The Difference Between Soft And Hard Infrastructure, And Why It Matters
Yesterday, along with a group of business folks from across New Hampshire, I learned about the difference between “soft” and “hard” infrastructure. “Hard” is the obvious: roads, bridges etc. “Soft” infrastructure is human capital and institutions that cultivate it, such as community colleges and universities. Apparently, the state has deficits in both areas.
Let’s focus on the hard for a moment. For one thing, we don’t have much of a tax base to cover roads, bridges and other types of hard infrastructure. That New Hampshire reality is what the new head of the Department of Transportation, Chris Clement, is facing. He says there will be no more expansion of I-93 without federal matching funds. And Republicans in Congress are threatening to cut those dollars to the state’s DOT by as much as 35 percent.
“I-93 is a road paved with gold,” says Clement. “If they cut those funds, there will be no more projects on I-93.”
Clement has been on the job a little over a month. “I did not have any competition for this job,” he noted.
One can understand why.
DOT’s budget was cut by 13 percent this year and Clement had to lay off 9 percent of his workforce.
What this has meant is that the new commissioner will spend what money he does have very carefully. Gasoline taxes are the state’s primary revenue source for DOT and they have not been raised since 1992.
“If we raised the gas tax by 5 cents, we could take the I-93 expansion off the books, ” says Clement. In other words, 5 cents more per gallon would cover the $350 million needed to finish the ambitious project, which aims to make it easier for visitors and potential residents to come in and out of New Hampshire and possibly revitalize the ailing North Country.
Without a rail system and little visible support for one, there’s more pressure to expand the state’s highways.
Clement wanted the business folks to know he is not an advocate for raising taxes and that his agency is “revenue agnostic,” but the money has to come from somewhere.

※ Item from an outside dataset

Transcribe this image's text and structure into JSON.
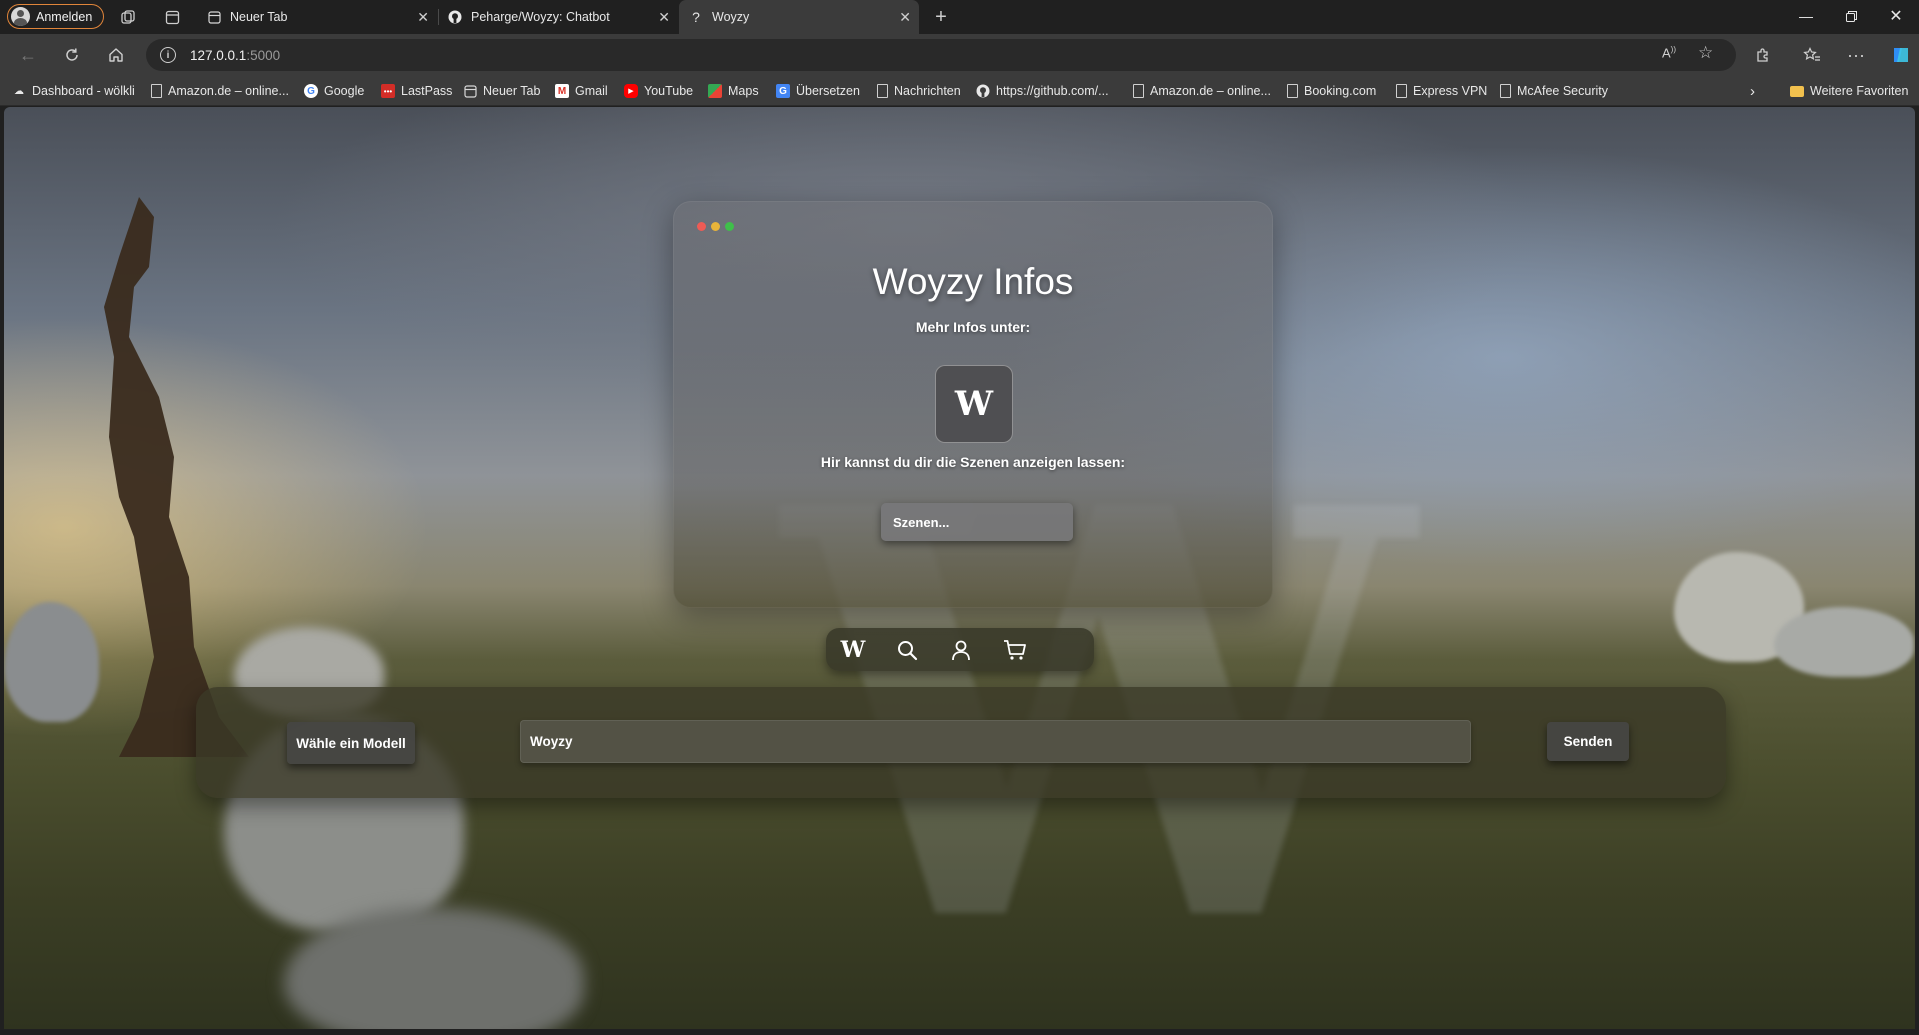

Due to major budget cuts, it is also unlikely that the state’s 148 red-listed bridges will get the attention they need. This week ends the series of 27 town meetings where residents ask for their piece of the state’s 10-year infrastructure plan pie — a pie that not long ago was a $4.2 billion pie and now has shrunk in size to just over $1 billion.